Adoption of artificial intelligence (AI), machine learning (ML) and natural language processing (NLP) is well advanced in the life sciences sector, with 44% already using or experimenting with these technologies. But issues with access to data and data quality are the biggest barriers to wider adoption of AI, according to 24% and 26% respectively, with 26% and 19% citing the same problems around ML and NLP.
A survey by The Pistoia Alliance, a global, not for profit alliance that works to lower barriers to innovation in life sciences research and development, among 374 life sciences professionals, revealed that the use of AI to augment human intelligence in this sector is well advance, but facing problems familiar to the commercial sector. Life sciences and pharmaceutical research and development are data-rich, especially with the rise of health trackers and connected sensors, which makes techniques like ML and NLP essential. But if access is limited or data quality poor, positive outcomes will be constrained.
“AI has the potential to revolutionise life sciences and healthcare - all the way from early pre-clinical drug discovery to selecting precision treatments for individual patients,” said Dr Steve Arlington, president of The Pistoia Alliance.
“Our survey data shows that, while life science professionals are already exploring how AI, ML and NLP can be used, there are clear gaps in the knowledge, data, and skills which will enable more pharma and bio-tech companies to achieve tangible results from AI. Impediments to success, such as a lack of industry-wide standards for data format, will need to be addressed, if the potential of AI and ML is to be realised. We urge those in the pharmaceutical, biotechnology and technology industries to explore ways in which they can collaborate now, to find answers to common problems of the future,” he said.
One recent initiative that may help was the release by Elsevier of its Unified Data Model as open source for members of the Pistoia Alliance.
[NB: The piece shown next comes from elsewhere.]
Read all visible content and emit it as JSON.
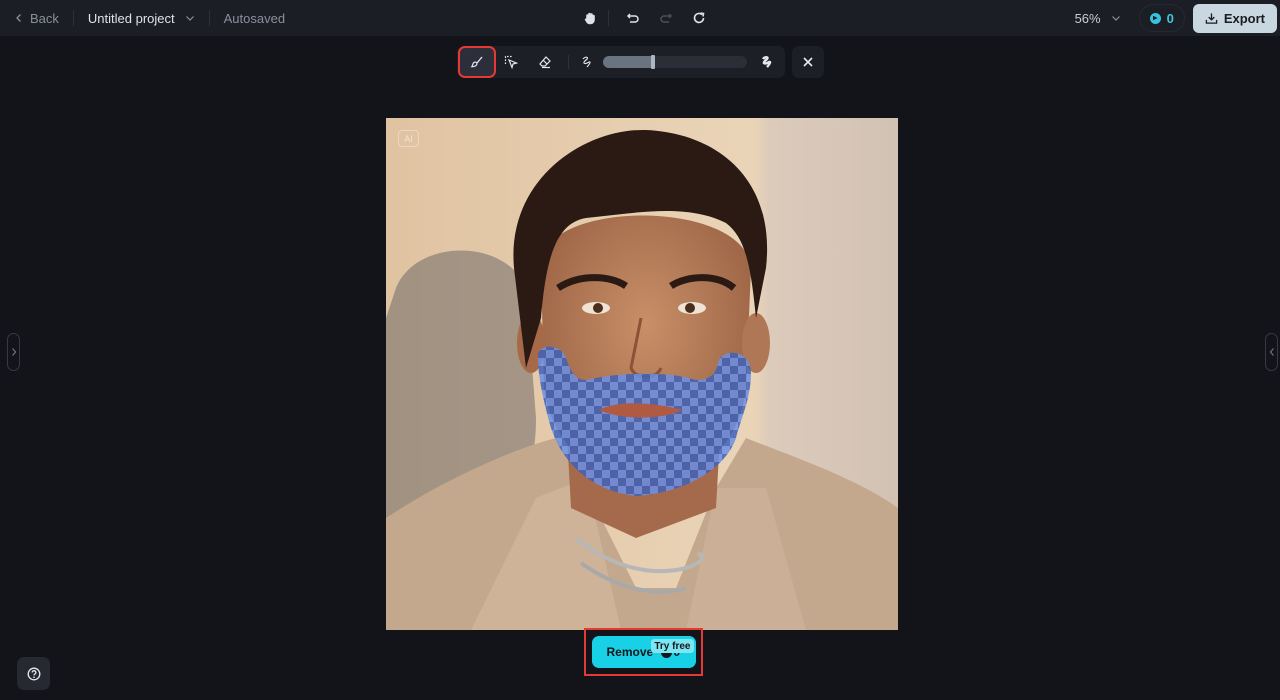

But while nearly half of researchers are ahead of the curve with these technologies, 30% of respondents in the survey admitted they are not using ML, 27% are making no use of NLP and 11% are not involved with AI. A further 8% admitted that they know next to nothing about AI and deep learning.